Google is the dominant player in the search engine market but there is room for growth for competitors like Yahoo. First, Google's PageRank algorithm license expires next year in 2017. This creates some opportunities as I outlined in the article,"Will PageRank Expiration Threaten Google's Dominance?" Although there have been different new versions of Google's major algorithms namely PageRank, Anchortext & Proximity, they can attempt to imitate what works and try to have a competitive search engine.
Second, acquisition premium is still alive and well: There is still value in streaming operations and spinning-off non-core businesses
Reports suggest that Yahoo is projecting declining revenues in FY2016. The bidding process is exposing facts about the company that investors would otherwise not be aware of. Based on the bidding amounts, we will be able to ascertain a precise price that investors are willing to pay for the company based on the numbers given and the projections anticipated.
Besides, currently the 15% stake in Alibaba is worth ~$29 billion relative to Yahoo's total market capitalization of ~$34 billion. Representing a huge value proposition once that stake is sold (without taking taxes into consideration). Besides Alibaba, Yahoo's 35.5% stake in Yahoo Japan is worth ~$8.26 billion pretax.
Because there are currently ~40 bidders for either Yahoo as a whole or for different units of Yahoo, there is great potential for a good premium once the buyer is revealed.
Third, Yahoo is likely to see a near-term price appreciation from a potential management reshuffle or a buyout offer of one, two or all of its business units.

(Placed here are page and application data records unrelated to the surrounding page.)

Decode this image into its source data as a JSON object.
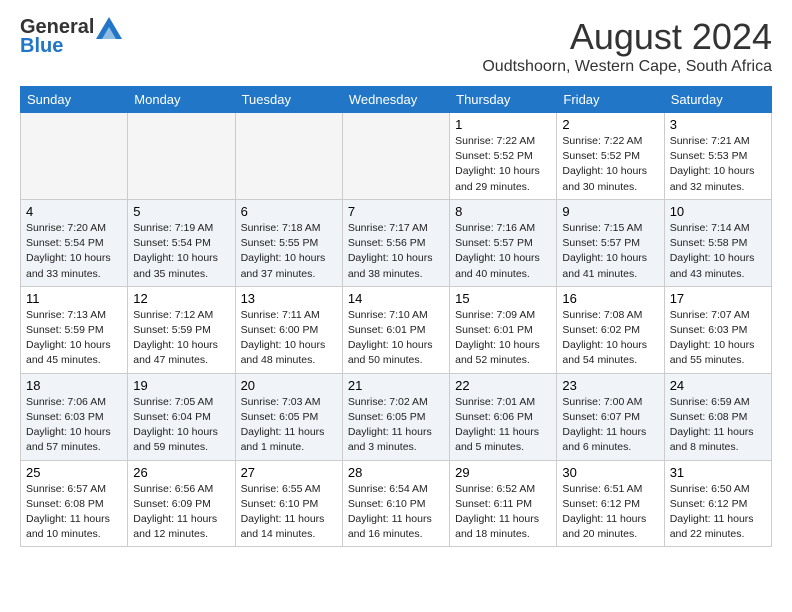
{
  "header": {
    "logo_general": "General",
    "logo_blue": "Blue",
    "month_title": "August 2024",
    "subtitle": "Oudtshoorn, Western Cape, South Africa"
  },
  "calendar": {
    "days_of_week": [
      "Sunday",
      "Monday",
      "Tuesday",
      "Wednesday",
      "Thursday",
      "Friday",
      "Saturday"
    ],
    "weeks": [
      [
        {
          "date": "",
          "detail": ""
        },
        {
          "date": "",
          "detail": ""
        },
        {
          "date": "",
          "detail": ""
        },
        {
          "date": "",
          "detail": ""
        },
        {
          "date": "1",
          "detail": "Sunrise: 7:22 AM\nSunset: 5:52 PM\nDaylight: 10 hours\nand 29 minutes."
        },
        {
          "date": "2",
          "detail": "Sunrise: 7:22 AM\nSunset: 5:52 PM\nDaylight: 10 hours\nand 30 minutes."
        },
        {
          "date": "3",
          "detail": "Sunrise: 7:21 AM\nSunset: 5:53 PM\nDaylight: 10 hours\nand 32 minutes."
        }
      ],
      [
        {
          "date": "4",
          "detail": "Sunrise: 7:20 AM\nSunset: 5:54 PM\nDaylight: 10 hours\nand 33 minutes."
        },
        {
          "date": "5",
          "detail": "Sunrise: 7:19 AM\nSunset: 5:54 PM\nDaylight: 10 hours\nand 35 minutes."
        },
        {
          "date": "6",
          "detail": "Sunrise: 7:18 AM\nSunset: 5:55 PM\nDaylight: 10 hours\nand 37 minutes."
        },
        {
          "date": "7",
          "detail": "Sunrise: 7:17 AM\nSunset: 5:56 PM\nDaylight: 10 hours\nand 38 minutes."
        },
        {
          "date": "8",
          "detail": "Sunrise: 7:16 AM\nSunset: 5:57 PM\nDaylight: 10 hours\nand 40 minutes."
        },
        {
          "date": "9",
          "detail": "Sunrise: 7:15 AM\nSunset: 5:57 PM\nDaylight: 10 hours\nand 41 minutes."
        },
        {
          "date": "10",
          "detail": "Sunrise: 7:14 AM\nSunset: 5:58 PM\nDaylight: 10 hours\nand 43 minutes."
        }
      ],
      [
        {
          "date": "11",
          "detail": "Sunrise: 7:13 AM\nSunset: 5:59 PM\nDaylight: 10 hours\nand 45 minutes."
        },
        {
          "date": "12",
          "detail": "Sunrise: 7:12 AM\nSunset: 5:59 PM\nDaylight: 10 hours\nand 47 minutes."
        },
        {
          "date": "13",
          "detail": "Sunrise: 7:11 AM\nSunset: 6:00 PM\nDaylight: 10 hours\nand 48 minutes."
        },
        {
          "date": "14",
          "detail": "Sunrise: 7:10 AM\nSunset: 6:01 PM\nDaylight: 10 hours\nand 50 minutes."
        },
        {
          "date": "15",
          "detail": "Sunrise: 7:09 AM\nSunset: 6:01 PM\nDaylight: 10 hours\nand 52 minutes."
        },
        {
          "date": "16",
          "detail": "Sunrise: 7:08 AM\nSunset: 6:02 PM\nDaylight: 10 hours\nand 54 minutes."
        },
        {
          "date": "17",
          "detail": "Sunrise: 7:07 AM\nSunset: 6:03 PM\nDaylight: 10 hours\nand 55 minutes."
        }
      ],
      [
        {
          "date": "18",
          "detail": "Sunrise: 7:06 AM\nSunset: 6:03 PM\nDaylight: 10 hours\nand 57 minutes."
        },
        {
          "date": "19",
          "detail": "Sunrise: 7:05 AM\nSunset: 6:04 PM\nDaylight: 10 hours\nand 59 minutes."
        },
        {
          "date": "20",
          "detail": "Sunrise: 7:03 AM\nSunset: 6:05 PM\nDaylight: 11 hours\nand 1 minute."
        },
        {
          "date": "21",
          "detail": "Sunrise: 7:02 AM\nSunset: 6:05 PM\nDaylight: 11 hours\nand 3 minutes."
        },
        {
          "date": "22",
          "detail": "Sunrise: 7:01 AM\nSunset: 6:06 PM\nDaylight: 11 hours\nand 5 minutes."
        },
        {
          "date": "23",
          "detail": "Sunrise: 7:00 AM\nSunset: 6:07 PM\nDaylight: 11 hours\nand 6 minutes."
        },
        {
          "date": "24",
          "detail": "Sunrise: 6:59 AM\nSunset: 6:08 PM\nDaylight: 11 hours\nand 8 minutes."
        }
      ],
      [
        {
          "date": "25",
          "detail": "Sunrise: 6:57 AM\nSunset: 6:08 PM\nDaylight: 11 hours\nand 10 minutes."
        },
        {
          "date": "26",
          "detail": "Sunrise: 6:56 AM\nSunset: 6:09 PM\nDaylight: 11 hours\nand 12 minutes."
        },
        {
          "date": "27",
          "detail": "Sunrise: 6:55 AM\nSunset: 6:10 PM\nDaylight: 11 hours\nand 14 minutes."
        },
        {
          "date": "28",
          "detail": "Sunrise: 6:54 AM\nSunset: 6:10 PM\nDaylight: 11 hours\nand 16 minutes."
        },
        {
          "date": "29",
          "detail": "Sunrise: 6:52 AM\nSunset: 6:11 PM\nDaylight: 11 hours\nand 18 minutes."
        },
        {
          "date": "30",
          "detail": "Sunrise: 6:51 AM\nSunset: 6:12 PM\nDaylight: 11 hours\nand 20 minutes."
        },
        {
          "date": "31",
          "detail": "Sunrise: 6:50 AM\nSunset: 6:12 PM\nDaylight: 11 hours\nand 22 minutes."
        }
      ]
    ]
  }
}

The hedge fund Starboard is still pushing for a management reshuffle this coming summer. This move is likely going to bolster investor confidence in Yahoo as outlined here.

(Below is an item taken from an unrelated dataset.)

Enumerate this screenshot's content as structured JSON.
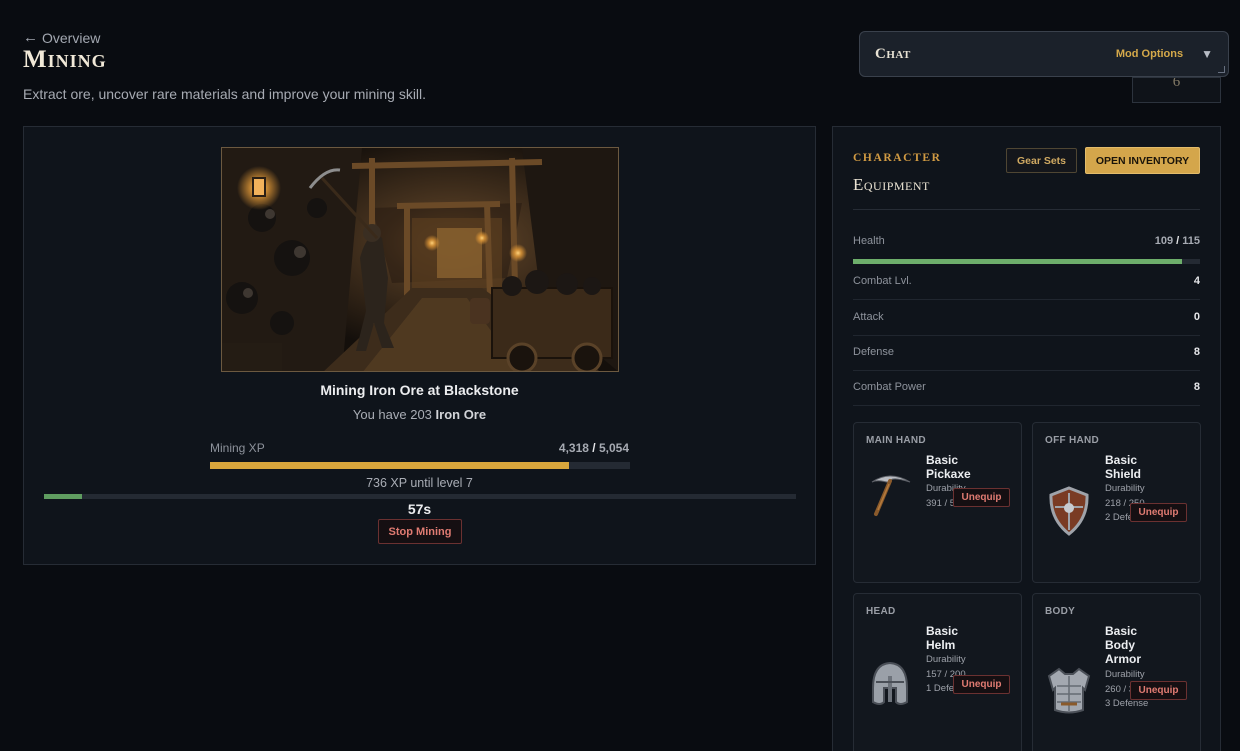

This will be the third attempted management reshuffle for Yahoo since 2008. But it is likely to carry a more powerful message or impact because many people have recognized the hidden value in Yahoo. As a result, the need for someone who can unleash that value is growing stronger and stronger.
Yahoo business has declined as advertisers have moved to other popular companies such as Google and Facebook. Yahoo will need to create a convincing value proposition for advertisers.
This is why I believe that Yahoo's executive departure should not be viewed solely as a negative move for the company. A CEO does not run a company alone. Therefore, the growth lag in Yahoo cannot only rest on Marissa Mayer's shoulders.
This means that with a necessary management reshuffle either from Starboard efforts or from a potential sale, the perceived potential value is likely to attract better valuations as the bidding period ends.
Yahoo has enough cash to settle its debts thus reducing any credit risks. In addition, according to Yahoo's most recent quarter , the company has $5.86 billion in cash. It is less leveraged with only $1.23 billion in debt. I used the word "only" because the company has enough cash to pay down its debt and still remain with $4.62 billion in cash.
With a book value per share of $30.79, Yahoo is almost trading as a value play. Yahoo's stock price has room to see a price appreciation either from investors realization of its hidden value or from an acquisition premium from its bidding process.